▶ _What the task requires_
Your answer should consist of every line in the records that holds "Reports".
--------------------------------
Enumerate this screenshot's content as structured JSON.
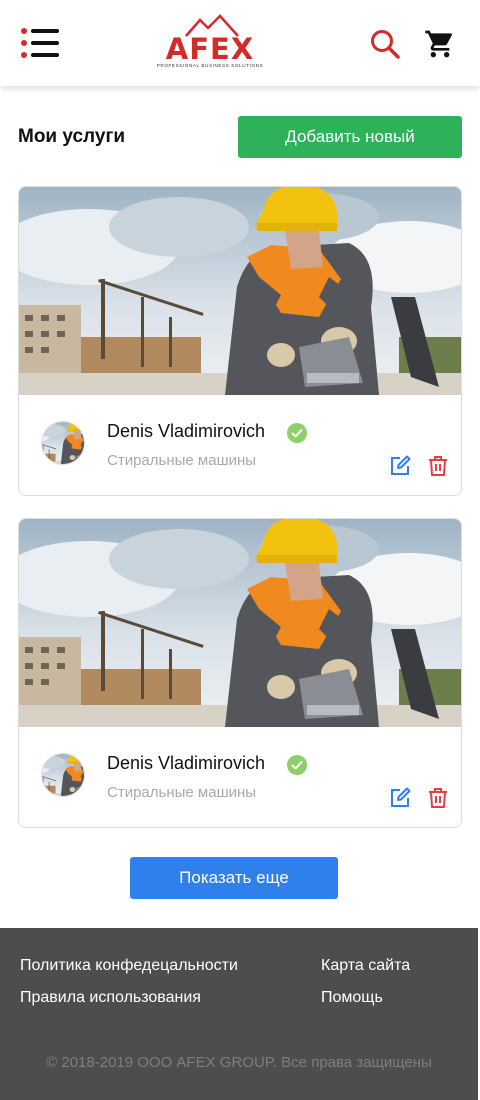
{
  "header": {
    "logo_text": "AFEX",
    "logo_tagline": "PROFESSIONAL BUSINESS SOLUTIONS",
    "icons": [
      "menu-icon",
      "search-icon",
      "cart-icon"
    ]
  },
  "colors": {
    "brand_red": "#d42a2a",
    "add_button": "#2db25a",
    "more_button": "#2f80ed",
    "footer_bg": "#4d4d4d",
    "verified": "#8fcf6a",
    "edit": "#2f80ed",
    "delete": "#e2403f"
  },
  "main": {
    "title": "Мои услуги",
    "add_button_label": "Добавить новый",
    "cards": [
      {
        "provider_name": "Denis Vladimirovich",
        "category": "Стиральные машины",
        "verified": true
      },
      {
        "provider_name": "Denis Vladimirovich",
        "category": "Стиральные машины",
        "verified": true
      }
    ],
    "show_more_label": "Показать еще"
  },
  "footer": {
    "links": [
      "Политика конфедецальности",
      "Карта сайта",
      "Правила использования",
      "Помощь"
    ],
    "copyright": "© 2018-2019 ООО AFEX GROUP. Все права защищены"
  }
}
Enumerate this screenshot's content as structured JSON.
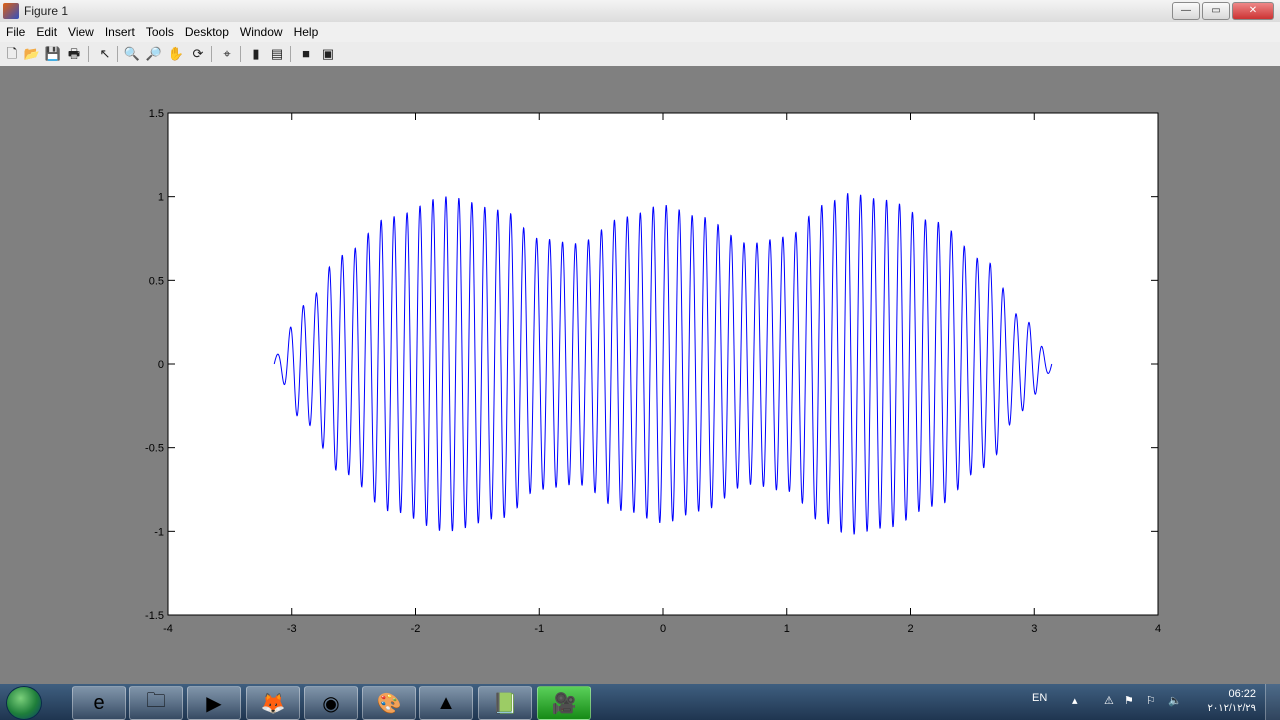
{
  "window": {
    "title": "Figure 1",
    "buttons": [
      "minimize",
      "maximize",
      "close"
    ]
  },
  "menu": [
    "File",
    "Edit",
    "View",
    "Insert",
    "Tools",
    "Desktop",
    "Window",
    "Help"
  ],
  "toolbar": [
    {
      "name": "new-figure-icon",
      "glyph": "🗋"
    },
    {
      "name": "open-file-icon",
      "glyph": "📂"
    },
    {
      "name": "save-icon",
      "glyph": "💾"
    },
    {
      "name": "print-icon",
      "glyph": "🖶"
    },
    {
      "name": "select-arrow-icon",
      "glyph": "↖"
    },
    {
      "name": "zoom-in-icon",
      "glyph": "🔍"
    },
    {
      "name": "zoom-out-icon",
      "glyph": "🔎"
    },
    {
      "name": "pan-hand-icon",
      "glyph": "✋"
    },
    {
      "name": "rotate-3d-icon",
      "glyph": "⟳"
    },
    {
      "name": "data-cursor-icon",
      "glyph": "⌖"
    },
    {
      "name": "insert-colorbar-icon",
      "glyph": "▮"
    },
    {
      "name": "insert-legend-icon",
      "glyph": "▤"
    },
    {
      "name": "hide-plot-tools-icon",
      "glyph": "■"
    },
    {
      "name": "show-plot-tools-icon",
      "glyph": "▣"
    }
  ],
  "chart_data": {
    "type": "line",
    "title": "",
    "xlabel": "",
    "ylabel": "",
    "xlim": [
      -4,
      4
    ],
    "ylim": [
      -1.5,
      1.5
    ],
    "xticks": [
      "-4",
      "-3",
      "-2",
      "-1",
      "0",
      "1",
      "2",
      "3",
      "4"
    ],
    "yticks": [
      "-1.5",
      "-1",
      "-0.5",
      "0",
      "0.5",
      "1",
      "1.5"
    ],
    "series": [
      {
        "color": "#0000ff",
        "domain": [
          -3.14159,
          3.14159
        ],
        "samples": 3000,
        "expression": "y = sin(50*x) * sin(x)^2 ... approx envelope (0.85|sin(x)| + 0.15) — oscillation ~50 cycles per 2π",
        "envelope_points": [
          [
            -3.14,
            0.05
          ],
          [
            -2.9,
            0.35
          ],
          [
            -2.6,
            0.65
          ],
          [
            -2.2,
            0.88
          ],
          [
            -1.75,
            1.0
          ],
          [
            -1.3,
            0.92
          ],
          [
            -1.0,
            0.75
          ],
          [
            -0.7,
            0.72
          ],
          [
            -0.3,
            0.88
          ],
          [
            0.0,
            0.95
          ],
          [
            0.3,
            0.88
          ],
          [
            0.7,
            0.72
          ],
          [
            1.0,
            0.76
          ],
          [
            1.3,
            0.95
          ],
          [
            1.5,
            1.02
          ],
          [
            1.8,
            0.98
          ],
          [
            2.2,
            0.85
          ],
          [
            2.6,
            0.62
          ],
          [
            2.9,
            0.28
          ],
          [
            3.14,
            0.05
          ]
        ],
        "cycles": 60
      }
    ],
    "grid": false,
    "legend": null
  },
  "taskbar": {
    "apps": [
      {
        "name": "ie-taskbar-icon",
        "glyph": "e"
      },
      {
        "name": "explorer-taskbar-icon",
        "glyph": "🗀"
      },
      {
        "name": "media-player-taskbar-icon",
        "glyph": "▶"
      },
      {
        "name": "firefox-taskbar-icon",
        "glyph": "🦊"
      },
      {
        "name": "chrome-taskbar-icon",
        "glyph": "◉"
      },
      {
        "name": "paint-taskbar-icon",
        "glyph": "🎨"
      },
      {
        "name": "matlab-taskbar-icon",
        "glyph": "▲"
      },
      {
        "name": "notes-taskbar-icon",
        "glyph": "📗"
      },
      {
        "name": "camera-taskbar-icon",
        "glyph": "🎥"
      }
    ],
    "language": "EN",
    "time": "06:22",
    "date": "۲۰۱۲/۱۲/۲۹"
  }
}
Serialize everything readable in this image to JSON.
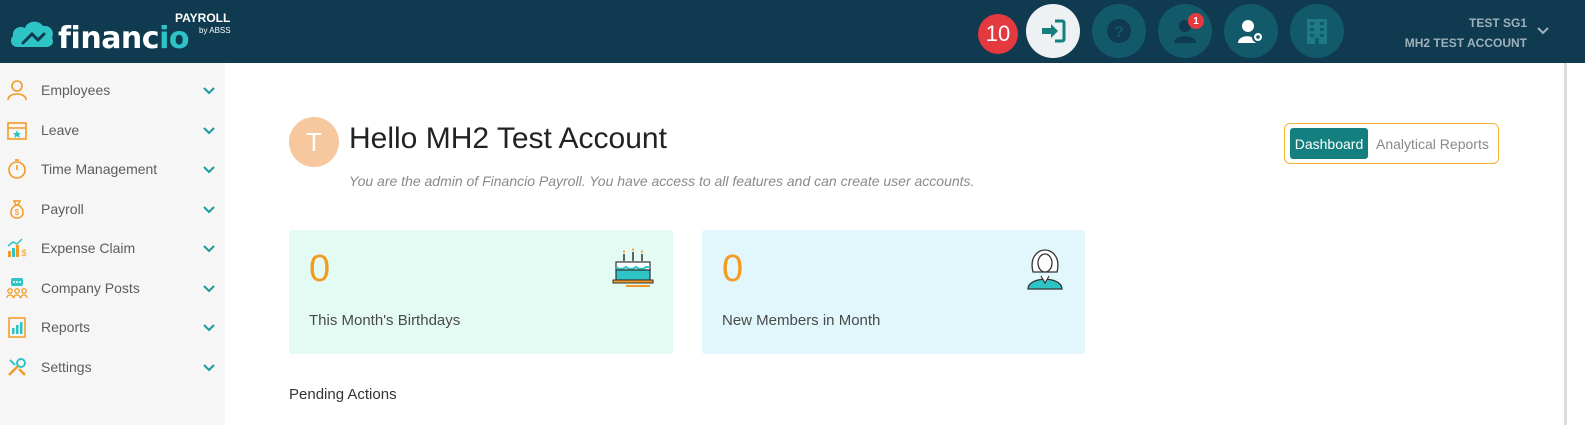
{
  "brand": {
    "name_main": "financ",
    "name_accent": "io",
    "product": "PAYROLL",
    "by": "by ABSS"
  },
  "header": {
    "notifications_count": "10",
    "people_badge": "1",
    "icons": [
      "login-icon",
      "help-icon",
      "user-icon",
      "user-settings-icon",
      "building-icon"
    ],
    "account": {
      "company": "TEST SG1",
      "name": "MH2 TEST ACCOUNT"
    }
  },
  "sidebar": {
    "items": [
      {
        "label": "Employees",
        "icon": "person-icon"
      },
      {
        "label": "Leave",
        "icon": "calendar-icon"
      },
      {
        "label": "Time Management",
        "icon": "stopwatch-icon"
      },
      {
        "label": "Payroll",
        "icon": "money-bag-icon"
      },
      {
        "label": "Expense Claim",
        "icon": "chart-dollar-icon"
      },
      {
        "label": "Company Posts",
        "icon": "chat-group-icon"
      },
      {
        "label": "Reports",
        "icon": "report-icon"
      },
      {
        "label": "Settings",
        "icon": "settings-tools-icon"
      }
    ]
  },
  "main": {
    "avatar_letter": "T",
    "greeting": "Hello MH2 Test Account",
    "subtitle": "You are the admin of Financio Payroll. You have access to all features and can create user accounts.",
    "view_toggle": {
      "active": "Dashboard",
      "other": "Analytical Reports"
    },
    "cards": [
      {
        "value": "0",
        "label": "This Month's Birthdays",
        "icon": "birthday-cake-icon"
      },
      {
        "value": "0",
        "label": "New Members in Month",
        "icon": "new-member-icon"
      }
    ],
    "pending_title": "Pending Actions"
  },
  "colors": {
    "header_bg": "#0f3a4f",
    "header_button": "#12596a",
    "accent_teal": "#137f7e",
    "accent_orange": "#f39a23",
    "badge_red": "#e3393f",
    "sidebar_bg": "#f6f6f6"
  }
}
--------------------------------
▶ _Task answer_
        "label": "Reports",
      "other": "Analytical Reports"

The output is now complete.